(Work task): Copy out each line below that has the word "image" in it.
### Data extracts ###
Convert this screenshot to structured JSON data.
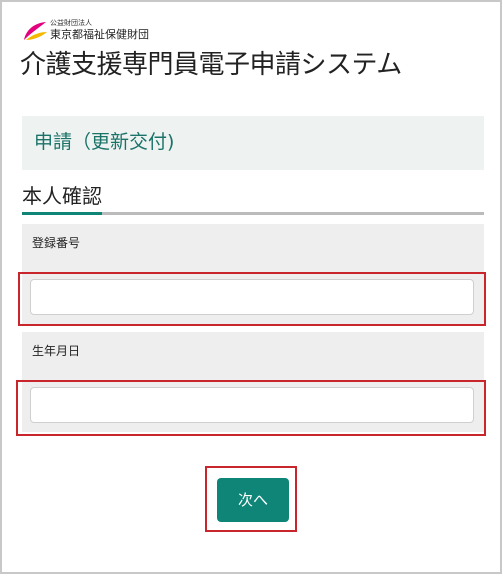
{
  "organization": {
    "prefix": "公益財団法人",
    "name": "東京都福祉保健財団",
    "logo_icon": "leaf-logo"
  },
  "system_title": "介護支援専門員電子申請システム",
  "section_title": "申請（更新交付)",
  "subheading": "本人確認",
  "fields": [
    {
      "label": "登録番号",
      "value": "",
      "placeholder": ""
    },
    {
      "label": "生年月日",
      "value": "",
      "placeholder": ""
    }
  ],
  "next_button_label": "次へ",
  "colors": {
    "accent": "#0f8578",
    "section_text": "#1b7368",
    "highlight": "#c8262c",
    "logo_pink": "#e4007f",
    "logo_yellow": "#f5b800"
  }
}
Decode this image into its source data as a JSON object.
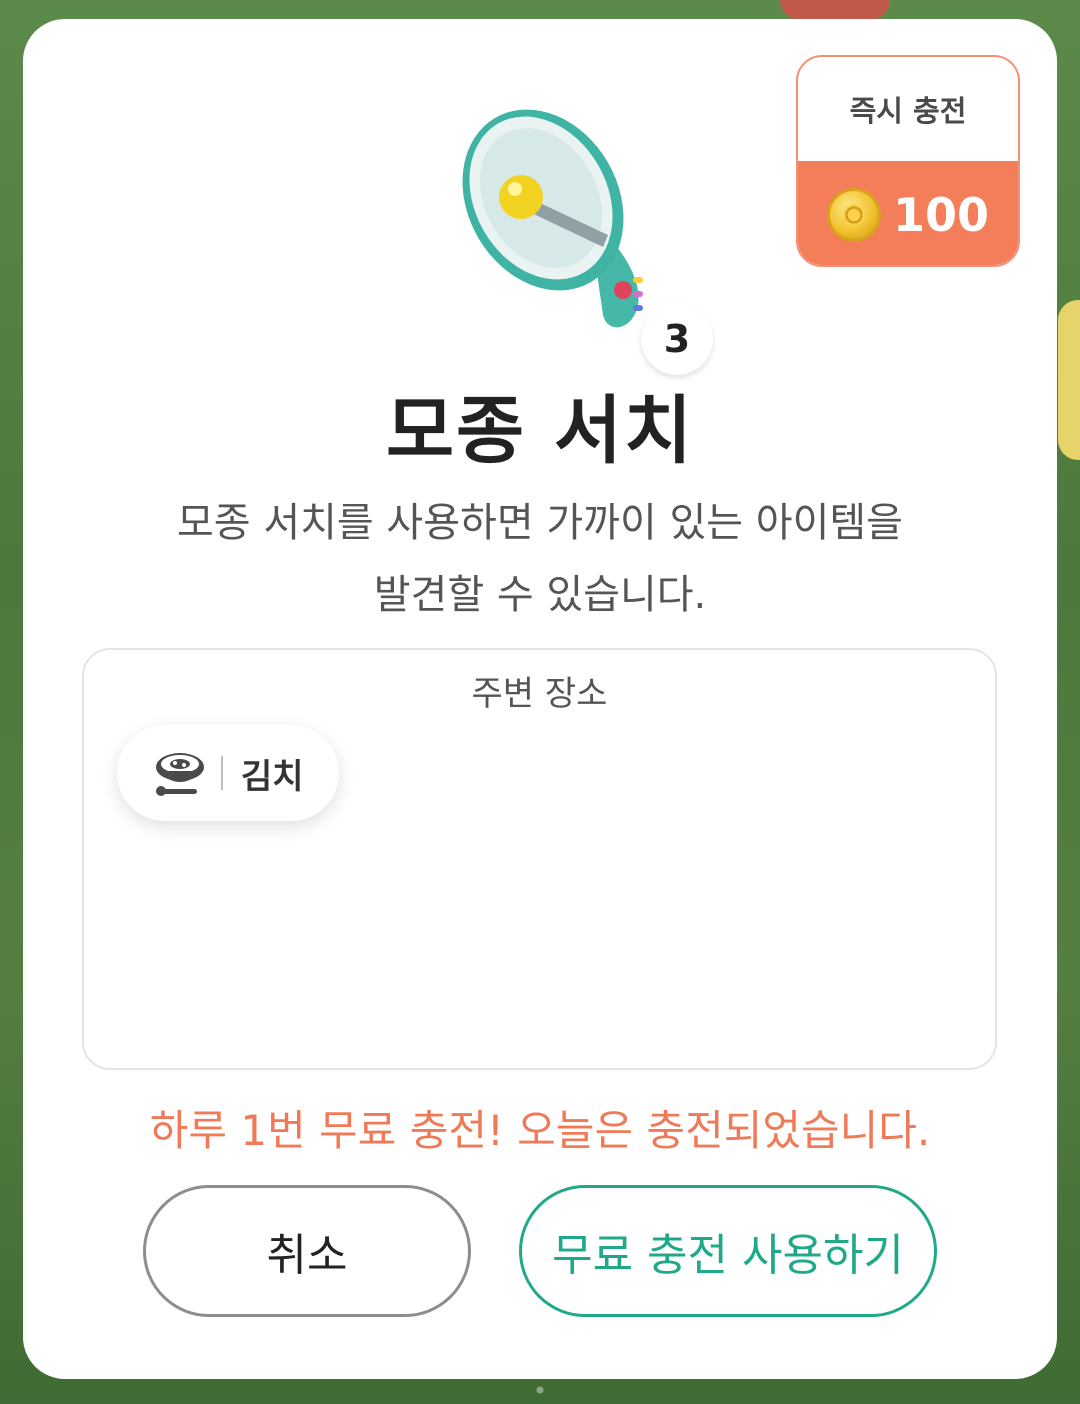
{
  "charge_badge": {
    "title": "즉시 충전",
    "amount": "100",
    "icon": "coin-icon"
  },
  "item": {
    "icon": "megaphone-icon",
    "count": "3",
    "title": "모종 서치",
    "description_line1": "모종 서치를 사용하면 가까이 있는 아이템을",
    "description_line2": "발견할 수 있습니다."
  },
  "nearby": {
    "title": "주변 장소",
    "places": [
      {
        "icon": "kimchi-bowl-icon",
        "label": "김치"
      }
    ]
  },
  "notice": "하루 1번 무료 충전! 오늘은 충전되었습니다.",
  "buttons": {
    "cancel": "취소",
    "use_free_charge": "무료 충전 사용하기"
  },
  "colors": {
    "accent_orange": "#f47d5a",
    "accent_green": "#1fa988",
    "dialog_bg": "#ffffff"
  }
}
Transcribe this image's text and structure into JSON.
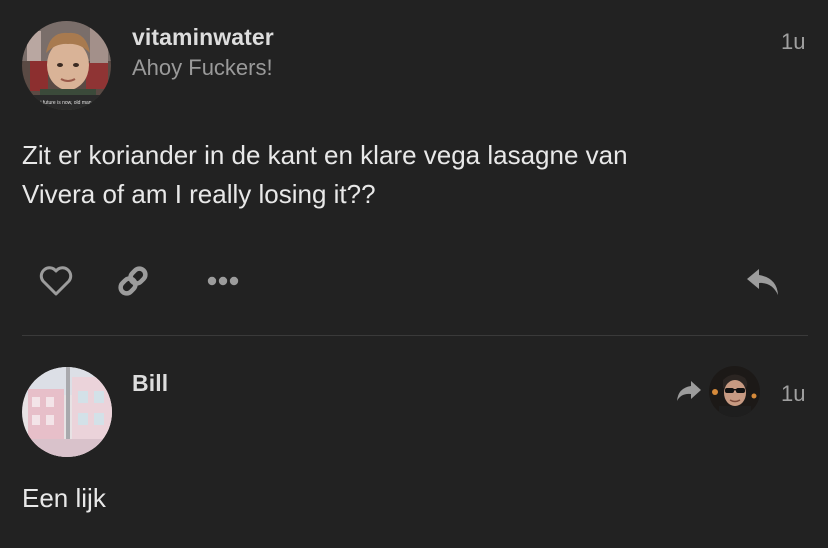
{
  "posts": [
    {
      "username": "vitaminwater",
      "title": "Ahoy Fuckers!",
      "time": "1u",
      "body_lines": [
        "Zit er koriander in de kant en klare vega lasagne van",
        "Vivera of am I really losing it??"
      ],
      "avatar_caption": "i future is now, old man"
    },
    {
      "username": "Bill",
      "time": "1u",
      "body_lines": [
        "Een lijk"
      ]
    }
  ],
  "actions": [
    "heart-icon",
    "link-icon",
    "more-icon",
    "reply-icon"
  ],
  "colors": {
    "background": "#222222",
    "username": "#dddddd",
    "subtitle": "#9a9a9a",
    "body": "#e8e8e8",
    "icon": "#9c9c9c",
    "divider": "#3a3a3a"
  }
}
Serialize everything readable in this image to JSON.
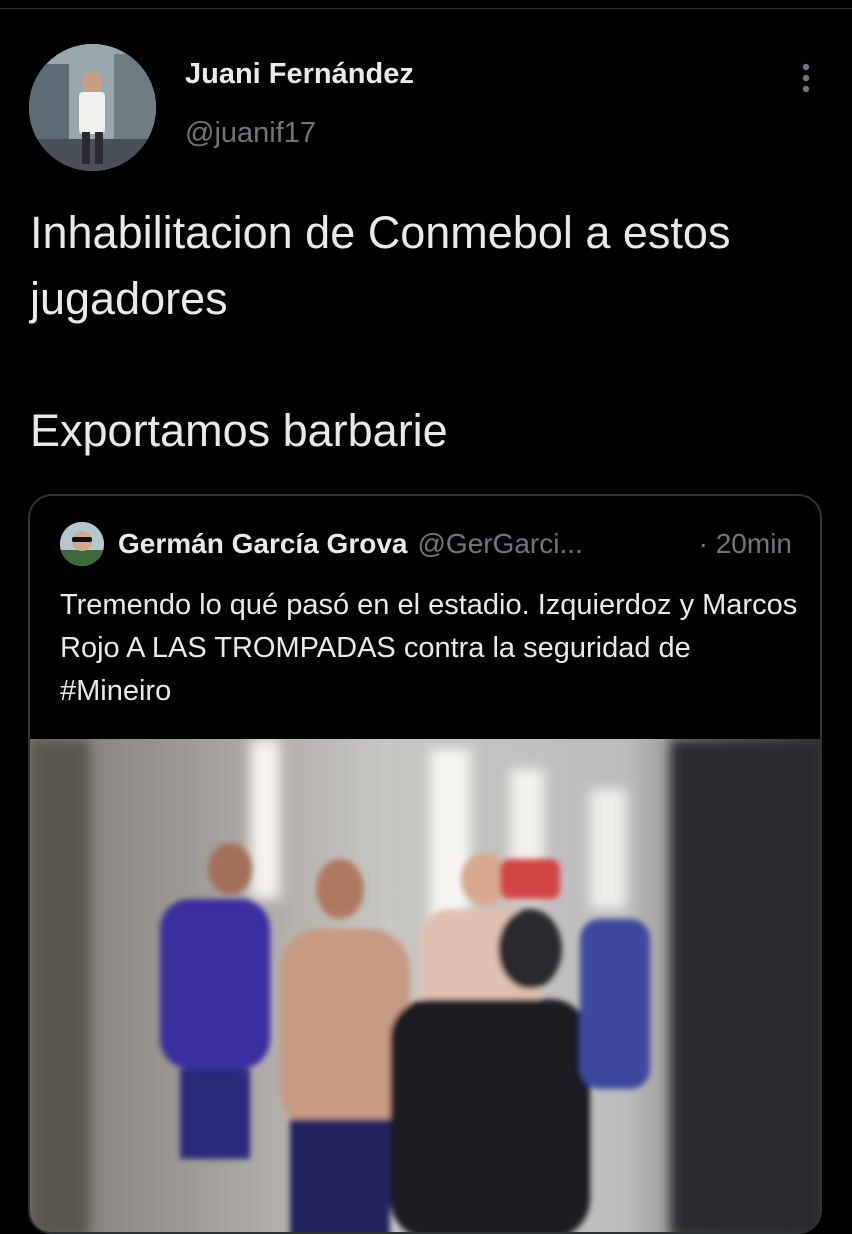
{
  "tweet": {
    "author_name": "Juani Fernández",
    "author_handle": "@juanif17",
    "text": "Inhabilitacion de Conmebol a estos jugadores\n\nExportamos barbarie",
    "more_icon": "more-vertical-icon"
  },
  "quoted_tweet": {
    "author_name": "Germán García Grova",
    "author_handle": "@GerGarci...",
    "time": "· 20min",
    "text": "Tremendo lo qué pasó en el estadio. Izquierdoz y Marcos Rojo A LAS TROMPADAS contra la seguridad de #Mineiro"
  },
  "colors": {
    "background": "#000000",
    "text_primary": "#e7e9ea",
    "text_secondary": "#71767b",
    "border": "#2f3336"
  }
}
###
(Problem solution):
Decode this image into its source data as a JSON object.
Transcribe this image's text and structure into JSON.
Serialize everything readable in this image to JSON.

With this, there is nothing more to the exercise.